    Helmingham Hall is a moated brick palace eight miles north of Ipswich, which makes a long, adventurous, beautiful day trip from London. The beautiful gardens are supervised by landscape designer Xa Tollemache, who lives in the hall, and are open to the public in summer. The park has rolling miles of oak trees, an obelisk-topped mount and huge herds of deer.

    What’s special about it in summer? Leafy gardens by a tranquil moat with a kiosk nearby selling ice creams are pretty much what summer was made for. The late summer borders are dense with elegant shades of pink white and silver: scented meadowsweets and sprawling tobacco plants, late-flowering clematis and abundant roses. The gardens are open from 1st May to 15th September 2019 on Tuesday, Wednesday, Thursday and Sunday from 11am to 4.30pm.

    How do I get there? Catch the train to Ipswich. The journey takes just over an hour and there are advance tickets from £10 each way. Since the gardens close at 4.30pm, you need to be on the 11.02am (or earlier) train from London Liverpool Street. There are regular buses between Ipswich railway and bus stations, but you can also opt to walk along the River Orwell (see map below). Catch bus 119 towards Framlingham at 12.45pm from the Old Cattle Market Bus Station. Ask the driver to drop you (twenty minutes later) at the Otley Turn in Helmingham, next to St Mary’s church. Walk through the churchyard and straight between ponds towards the hall. The last bus back is at 5.24pm.

    So what do I do after the gardens close? Explore the deer park, following the way-marked public paths. If you keep the fence of Helmingham Hall’s gardens on your left, you’ll eventually come out on the road again opposite a bus shelter, where you can wait for the bus back to Ipswich.
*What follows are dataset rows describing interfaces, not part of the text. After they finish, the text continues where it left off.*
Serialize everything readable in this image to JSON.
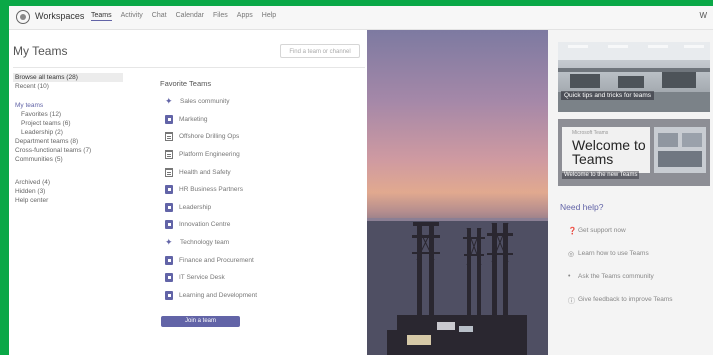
{
  "app": {
    "brand": "Workspaces",
    "nav": [
      "Teams",
      "Activity",
      "Chat",
      "Calendar",
      "Files",
      "Apps",
      "Help"
    ],
    "active_nav_index": 0,
    "right_label": "W"
  },
  "page": {
    "title": "My Teams",
    "search_placeholder": "Find a team or channel"
  },
  "sidebar": {
    "items": [
      {
        "label": "Browse all teams (28)",
        "kind": "selected"
      },
      {
        "label": "Recent (10)",
        "kind": "plain"
      },
      {
        "label": "My teams",
        "kind": "header"
      },
      {
        "label": "Favorites (12)",
        "kind": "indent"
      },
      {
        "label": "Project teams (6)",
        "kind": "indent"
      },
      {
        "label": "Leadership (2)",
        "kind": "indent"
      },
      {
        "label": "Department teams (8)",
        "kind": "plain"
      },
      {
        "label": "Cross-functional teams (7)",
        "kind": "plain"
      },
      {
        "label": "Communities (5)",
        "kind": "plain"
      },
      {
        "label": "Archived (4)",
        "kind": "gap"
      },
      {
        "label": "Hidden (3)",
        "kind": "plain"
      },
      {
        "label": "Help center",
        "kind": "plain"
      }
    ]
  },
  "teams": {
    "header": "Favorite Teams",
    "list": [
      {
        "name": "Sales community",
        "icon": "star-icon"
      },
      {
        "name": "Marketing",
        "icon": "book-icon"
      },
      {
        "name": "Offshore Drilling Ops",
        "icon": "document-icon"
      },
      {
        "name": "Platform Engineering",
        "icon": "document-icon"
      },
      {
        "name": "Health and Safety",
        "icon": "document-icon"
      },
      {
        "name": "HR Business Partners",
        "icon": "book-icon"
      },
      {
        "name": "Leadership",
        "icon": "book-icon"
      },
      {
        "name": "Innovation Centre",
        "icon": "book-icon"
      },
      {
        "name": "Technology team",
        "icon": "star-icon"
      },
      {
        "name": "Finance and Procurement",
        "icon": "book-icon"
      },
      {
        "name": "IT Service Desk",
        "icon": "book-icon"
      },
      {
        "name": "Learning and Development",
        "icon": "book-icon"
      }
    ],
    "join_button": "Join a team"
  },
  "right": {
    "card1_caption": "Quick tips and tricks for teams",
    "card2_subtitle": "Microsoft Teams",
    "card2_title": "Welcome to Teams",
    "card2_caption": "Welcome to the new Teams",
    "need_help": "Need help?",
    "help_links": [
      {
        "icon": "help-circle-icon",
        "label": "Get support now"
      },
      {
        "icon": "training-icon",
        "label": "Learn how to use Teams"
      },
      {
        "icon": "community-icon",
        "label": "Ask the Teams community"
      },
      {
        "icon": "lightbulb-icon",
        "label": "Give feedback to improve Teams"
      }
    ]
  }
}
    Where do I have lunch? Helmingham has the Coach House Tea Rooms plus a little coffee and ice cream parlour. There’s also a huge choice of places in Ipswich, including a mellow pub (with a train departure board) right opposite the station.

  1. 6. Richmond, Greater London
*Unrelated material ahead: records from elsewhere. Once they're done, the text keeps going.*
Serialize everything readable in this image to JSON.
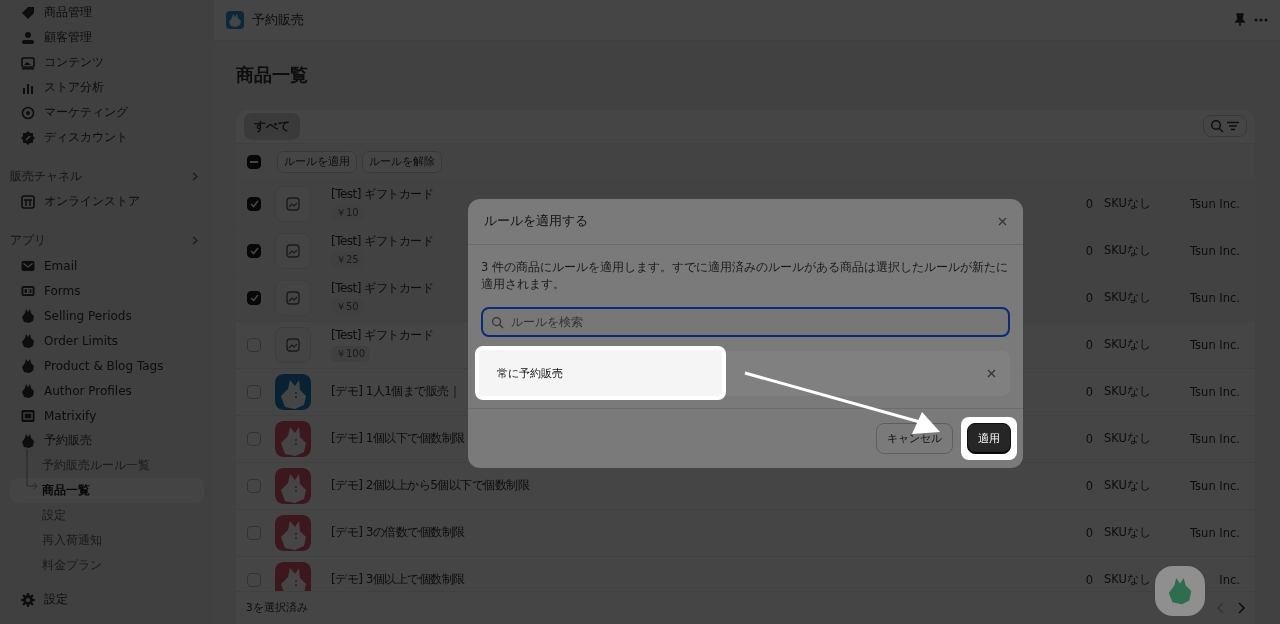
{
  "sidebar": {
    "main_items": [
      "商品管理",
      "顧客管理",
      "コンテンツ",
      "ストア分析",
      "マーケティング",
      "ディスカウント"
    ],
    "sections": [
      {
        "title": "販売チャネル",
        "items": [
          {
            "label": "オンラインストア"
          }
        ]
      },
      {
        "title": "アプリ",
        "items": [
          {
            "label": "Email"
          },
          {
            "label": "Forms"
          },
          {
            "label": "Selling Periods"
          },
          {
            "label": "Order Limits"
          },
          {
            "label": "Product & Blog Tags"
          },
          {
            "label": "Author Profiles"
          },
          {
            "label": "Matrixify"
          },
          {
            "label": "予約販売",
            "children": [
              {
                "label": "予約販売ルール一覧",
                "selected": false
              },
              {
                "label": "商品一覧",
                "selected": true
              },
              {
                "label": "設定",
                "selected": false
              },
              {
                "label": "再入荷通知",
                "selected": false
              },
              {
                "label": "料金プラン",
                "selected": false
              }
            ]
          }
        ]
      }
    ],
    "footer_item": "設定"
  },
  "topbar": {
    "app_title": "予約販売"
  },
  "page_title": "商品一覧",
  "table": {
    "tabs": [
      {
        "label": "すべて",
        "selected": true
      }
    ],
    "select_all_indeterminate": true,
    "bulk_actions": [
      "ルールを適用",
      "ルールを解除"
    ],
    "rows": [
      {
        "name": "[Test] ギフトカード",
        "price": "￥10",
        "checked": true,
        "kind": "placeholder",
        "cells": [
          "0",
          "SKUなし",
          "Tsun Inc."
        ]
      },
      {
        "name": "[Test] ギフトカード",
        "price": "￥25",
        "checked": true,
        "kind": "placeholder",
        "cells": [
          "0",
          "SKUなし",
          "Tsun Inc."
        ]
      },
      {
        "name": "[Test] ギフトカード",
        "price": "￥50",
        "checked": true,
        "kind": "placeholder",
        "cells": [
          "0",
          "SKUなし",
          "Tsun Inc."
        ]
      },
      {
        "name": "[Test] ギフトカード",
        "price": "￥100",
        "checked": false,
        "kind": "placeholder",
        "cells": [
          "0",
          "SKUなし",
          "Tsun Inc."
        ]
      },
      {
        "name": "[デモ] 1人1個まで販売｜",
        "checked": false,
        "kind": "picture",
        "cells": [
          "0",
          "SKUなし",
          "Tsun Inc."
        ]
      },
      {
        "name": "[デモ] 1個以下で個数制限",
        "checked": false,
        "kind": "picture",
        "cells": [
          "0",
          "SKUなし",
          "Tsun Inc."
        ]
      },
      {
        "name": "[デモ] 2個以上から5個以下で個数制限",
        "checked": false,
        "kind": "picture",
        "cells": [
          "0",
          "SKUなし",
          "Tsun Inc."
        ]
      },
      {
        "name": "[デモ] 3の倍数で個数制限",
        "checked": false,
        "kind": "picture",
        "cells": [
          "0",
          "SKUなし",
          "Tsun Inc."
        ]
      },
      {
        "name": "[デモ] 3個以上で個数制限",
        "checked": false,
        "kind": "picture",
        "cells": [
          "0",
          "SKUなし",
          "Inc."
        ]
      }
    ],
    "footer": "3を選択済み"
  },
  "modal": {
    "title": "ルールを適用する",
    "message": "3 件の商品にルールを適用します。すでに適用済みのルールがある商品は選択したルールが新たに適用されます。",
    "search": {
      "placeholder": "ルールを検索"
    },
    "rules": [
      {
        "label": "常に予約販売"
      }
    ],
    "buttons": [
      {
        "label": "キャンセル",
        "kind": "secondary"
      },
      {
        "label": "適用",
        "kind": "primary"
      }
    ]
  }
}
    You don’t even need to leave the city to feel as if you’ve got away for a day. Elegant Richmond is a slice of beautiful, landscaped countryside on the fringe of the urban jungle. It’s also a highlight of the classic Thames Path, which follows the river from the middle of a field in Gloucestershire to the flood barrier in Woolwich. You can find out more about the local sights in our guide to car-free Richmond.

    What’s special about it in summer? You can stroll through shady, wooded parks or drink in riverside pubs, take a boat trip over the Thames or cycle by the water. Ham House, a riverside stroll or bus ride away, has lots of family events to liven up the holidays. And the 17th-century garden is full of the sights and smells of summer with fragrant purple lavender, ox-eye daisies, opulent peonies and scented pelargoniums.

    How do I get there? Arrive in Richmond on the district line tube or overground train or on the regular (Southwestern) railway from Vauxhall. To reach Ham House, you can get bus 371 from Richmond Station to nearby Ham Street or you can stroll along the river (see map below).

    What are the views like on the way? The riverside walk is spectacular. Bus 371 goes over the top of Richmond Hill past a wrought iron, flowery RSPCA monument. Over the river from Ham House, via the £1 ferry, you can visit Marble Hill House, a white Palladian villa belonging to English Heritage.

    Where do I have lunch? Petersham Nurseries, on the 371 route, is very popular. There are loads of other options, including riverside pubs and cafes like the vegan-friendly Tide Tables cafe, just under the arches of Richmond Bridge.

Look out for the Good Journey Mark – where car-free visitors are welcome and enjoy a discount

Visit car-free in 2019!